▶ [Task to carry out]: Set down the entries once more, exactly as they are written.

▶ [Material provided]:
■ ■ ■ ■

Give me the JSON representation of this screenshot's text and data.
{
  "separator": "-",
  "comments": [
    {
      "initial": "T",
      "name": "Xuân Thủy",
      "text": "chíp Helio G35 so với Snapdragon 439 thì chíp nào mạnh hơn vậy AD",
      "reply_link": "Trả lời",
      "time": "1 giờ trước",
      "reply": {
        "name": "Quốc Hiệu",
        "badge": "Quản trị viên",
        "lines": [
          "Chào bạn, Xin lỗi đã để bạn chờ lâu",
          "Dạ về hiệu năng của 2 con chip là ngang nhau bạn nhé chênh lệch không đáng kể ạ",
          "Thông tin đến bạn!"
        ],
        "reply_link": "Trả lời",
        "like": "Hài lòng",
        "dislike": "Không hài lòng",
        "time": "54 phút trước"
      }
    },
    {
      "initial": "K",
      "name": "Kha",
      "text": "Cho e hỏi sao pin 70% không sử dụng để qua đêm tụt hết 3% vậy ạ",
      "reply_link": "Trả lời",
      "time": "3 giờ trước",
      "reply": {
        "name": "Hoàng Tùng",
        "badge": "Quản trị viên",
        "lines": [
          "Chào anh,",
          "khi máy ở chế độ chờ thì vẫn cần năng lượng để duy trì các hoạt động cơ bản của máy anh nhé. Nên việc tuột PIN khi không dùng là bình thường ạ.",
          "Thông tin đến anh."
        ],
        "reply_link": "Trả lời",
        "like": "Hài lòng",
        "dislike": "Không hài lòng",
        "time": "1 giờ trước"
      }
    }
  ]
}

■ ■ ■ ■

▶ [Answer to this task]:
Give me the JSON representation of this screenshot's text and data.
{
  "separator": "-",
  "comments": [
    {
      "initial": "T",
      "name": "Xuân Thủy",
      "text": "chíp Helio G35 so với Snapdragon 439 thì chíp nào mạnh hơn vậy AD",
      "reply_link": "Trả lời",
      "time": "1 giờ trước",
      "reply": {
        "name": "Quốc Hiệu",
        "badge": "Quản trị viên",
        "lines": [
          "Chào bạn, Xin lỗi đã để bạn chờ lâu",
          "Dạ về hiệu năng của 2 con chip là ngang nhau bạn nhé chênh lệch không đáng kể ạ",
          "Thông tin đến bạn!"
        ],
        "reply_link": "Trả lời",
        "like": "Hài lòng",
        "dislike": "Không hài lòng",
        "time": "54 phút trước"
      }
    },
    {
      "initial": "K",
      "name": "Kha",
      "text": "Cho e hỏi sao pin 70% không sử dụng để qua đêm tụt hết 3% vậy ạ",
      "reply_link": "Trả lời",
      "time": "3 giờ trước",
      "reply": {
        "name": "Hoàng Tùng",
        "badge": "Quản trị viên",
        "lines": [
          "Chào anh,",
          "khi máy ở chế độ chờ thì vẫn cần năng lượng để duy trì các hoạt động cơ bản của máy anh nhé. Nên việc tuột PIN khi không dùng là bình thường ạ.",
          "Thông tin đến anh."
        ],
        "reply_link": "Trả lời",
        "like": "Hài lòng",
        "dislike": "Không hài lòng",
        "time": "1 giờ trước"
      }
    }
  ]
}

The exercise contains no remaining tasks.